## [WHAT THIS TASK INVOLVES]
From the entries below, report how many lines contain the string "Добавить". Give only that number.

== PROVIDED ENTRIES ==

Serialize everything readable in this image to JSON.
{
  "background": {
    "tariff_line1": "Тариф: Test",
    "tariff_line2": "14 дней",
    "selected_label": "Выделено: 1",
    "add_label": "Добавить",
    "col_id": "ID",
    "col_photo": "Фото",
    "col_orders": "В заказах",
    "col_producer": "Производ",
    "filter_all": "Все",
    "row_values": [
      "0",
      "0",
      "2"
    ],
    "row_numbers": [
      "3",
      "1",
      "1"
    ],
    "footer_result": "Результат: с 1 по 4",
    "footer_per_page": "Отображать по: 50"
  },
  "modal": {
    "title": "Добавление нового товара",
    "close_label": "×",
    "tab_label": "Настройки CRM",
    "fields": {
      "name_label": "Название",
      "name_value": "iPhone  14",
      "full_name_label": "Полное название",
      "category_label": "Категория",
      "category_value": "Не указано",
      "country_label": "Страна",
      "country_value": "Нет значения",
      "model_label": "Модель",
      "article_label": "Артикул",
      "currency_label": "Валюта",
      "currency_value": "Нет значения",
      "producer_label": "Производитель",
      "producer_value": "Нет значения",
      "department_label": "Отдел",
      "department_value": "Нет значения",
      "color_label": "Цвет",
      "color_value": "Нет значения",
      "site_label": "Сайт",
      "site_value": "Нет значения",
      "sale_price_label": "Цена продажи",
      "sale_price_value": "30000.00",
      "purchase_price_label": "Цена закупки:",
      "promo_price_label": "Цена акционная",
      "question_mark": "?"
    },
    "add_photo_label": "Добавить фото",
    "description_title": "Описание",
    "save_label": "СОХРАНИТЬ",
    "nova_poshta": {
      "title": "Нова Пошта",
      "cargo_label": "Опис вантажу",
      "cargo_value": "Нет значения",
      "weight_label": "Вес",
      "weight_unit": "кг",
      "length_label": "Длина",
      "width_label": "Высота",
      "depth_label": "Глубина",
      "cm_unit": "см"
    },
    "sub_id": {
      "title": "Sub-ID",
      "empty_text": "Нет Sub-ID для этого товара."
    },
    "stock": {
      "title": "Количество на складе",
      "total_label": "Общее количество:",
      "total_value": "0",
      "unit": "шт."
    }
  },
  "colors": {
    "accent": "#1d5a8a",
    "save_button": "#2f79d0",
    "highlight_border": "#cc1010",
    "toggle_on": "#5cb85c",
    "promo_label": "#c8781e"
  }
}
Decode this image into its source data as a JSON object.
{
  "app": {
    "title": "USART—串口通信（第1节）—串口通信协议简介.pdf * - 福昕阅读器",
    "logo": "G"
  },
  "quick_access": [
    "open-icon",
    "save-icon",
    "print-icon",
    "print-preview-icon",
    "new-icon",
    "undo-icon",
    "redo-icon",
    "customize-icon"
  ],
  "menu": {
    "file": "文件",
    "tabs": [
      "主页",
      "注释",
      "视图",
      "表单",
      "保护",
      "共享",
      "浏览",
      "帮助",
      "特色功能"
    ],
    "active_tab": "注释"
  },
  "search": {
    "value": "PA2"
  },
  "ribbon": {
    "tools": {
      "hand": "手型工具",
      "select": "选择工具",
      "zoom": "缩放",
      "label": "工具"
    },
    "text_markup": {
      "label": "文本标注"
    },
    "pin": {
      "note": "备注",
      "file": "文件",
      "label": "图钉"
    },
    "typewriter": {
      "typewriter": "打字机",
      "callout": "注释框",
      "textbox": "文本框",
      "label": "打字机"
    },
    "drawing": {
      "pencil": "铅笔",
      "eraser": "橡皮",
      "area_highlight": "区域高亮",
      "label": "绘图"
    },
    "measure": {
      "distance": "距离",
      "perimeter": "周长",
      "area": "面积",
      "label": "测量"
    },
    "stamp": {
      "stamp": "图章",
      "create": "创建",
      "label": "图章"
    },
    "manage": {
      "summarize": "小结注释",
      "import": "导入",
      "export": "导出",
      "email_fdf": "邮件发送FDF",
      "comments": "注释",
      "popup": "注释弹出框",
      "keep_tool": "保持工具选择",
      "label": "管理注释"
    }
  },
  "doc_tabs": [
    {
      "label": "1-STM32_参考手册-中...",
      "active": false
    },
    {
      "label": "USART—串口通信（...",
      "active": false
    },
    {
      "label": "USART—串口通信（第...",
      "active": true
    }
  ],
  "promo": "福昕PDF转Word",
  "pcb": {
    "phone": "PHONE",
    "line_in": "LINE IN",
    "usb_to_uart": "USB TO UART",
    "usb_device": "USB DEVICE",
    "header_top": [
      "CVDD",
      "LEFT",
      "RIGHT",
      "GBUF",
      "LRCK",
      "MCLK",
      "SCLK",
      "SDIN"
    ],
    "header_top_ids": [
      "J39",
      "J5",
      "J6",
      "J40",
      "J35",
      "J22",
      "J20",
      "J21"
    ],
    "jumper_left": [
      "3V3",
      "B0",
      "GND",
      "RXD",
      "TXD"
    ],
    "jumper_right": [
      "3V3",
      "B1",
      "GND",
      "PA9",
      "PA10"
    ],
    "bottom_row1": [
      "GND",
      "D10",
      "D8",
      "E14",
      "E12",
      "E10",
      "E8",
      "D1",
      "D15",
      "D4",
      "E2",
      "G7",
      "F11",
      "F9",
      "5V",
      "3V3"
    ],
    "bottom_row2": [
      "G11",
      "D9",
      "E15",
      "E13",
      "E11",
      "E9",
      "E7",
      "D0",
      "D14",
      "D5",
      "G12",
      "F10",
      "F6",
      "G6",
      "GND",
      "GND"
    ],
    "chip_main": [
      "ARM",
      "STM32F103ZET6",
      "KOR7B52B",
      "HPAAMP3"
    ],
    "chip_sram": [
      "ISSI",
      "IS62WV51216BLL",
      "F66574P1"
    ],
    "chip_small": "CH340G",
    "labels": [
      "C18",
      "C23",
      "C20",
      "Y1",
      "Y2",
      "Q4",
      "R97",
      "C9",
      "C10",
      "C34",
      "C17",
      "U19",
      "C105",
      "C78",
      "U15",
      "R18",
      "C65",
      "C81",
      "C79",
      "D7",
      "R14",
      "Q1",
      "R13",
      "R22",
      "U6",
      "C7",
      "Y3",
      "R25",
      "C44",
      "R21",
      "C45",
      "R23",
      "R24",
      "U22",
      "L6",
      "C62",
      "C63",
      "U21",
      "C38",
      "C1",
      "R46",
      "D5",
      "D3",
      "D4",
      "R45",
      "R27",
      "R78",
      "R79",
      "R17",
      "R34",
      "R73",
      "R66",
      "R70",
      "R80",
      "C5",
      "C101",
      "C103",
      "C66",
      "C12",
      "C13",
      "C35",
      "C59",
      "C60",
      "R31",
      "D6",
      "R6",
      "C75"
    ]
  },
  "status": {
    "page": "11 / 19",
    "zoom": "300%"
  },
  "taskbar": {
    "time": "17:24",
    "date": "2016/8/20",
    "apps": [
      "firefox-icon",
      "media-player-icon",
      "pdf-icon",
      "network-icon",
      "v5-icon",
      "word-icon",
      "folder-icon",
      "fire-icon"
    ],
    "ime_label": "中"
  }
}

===

## [RESULT OF THE EXERCISE]
2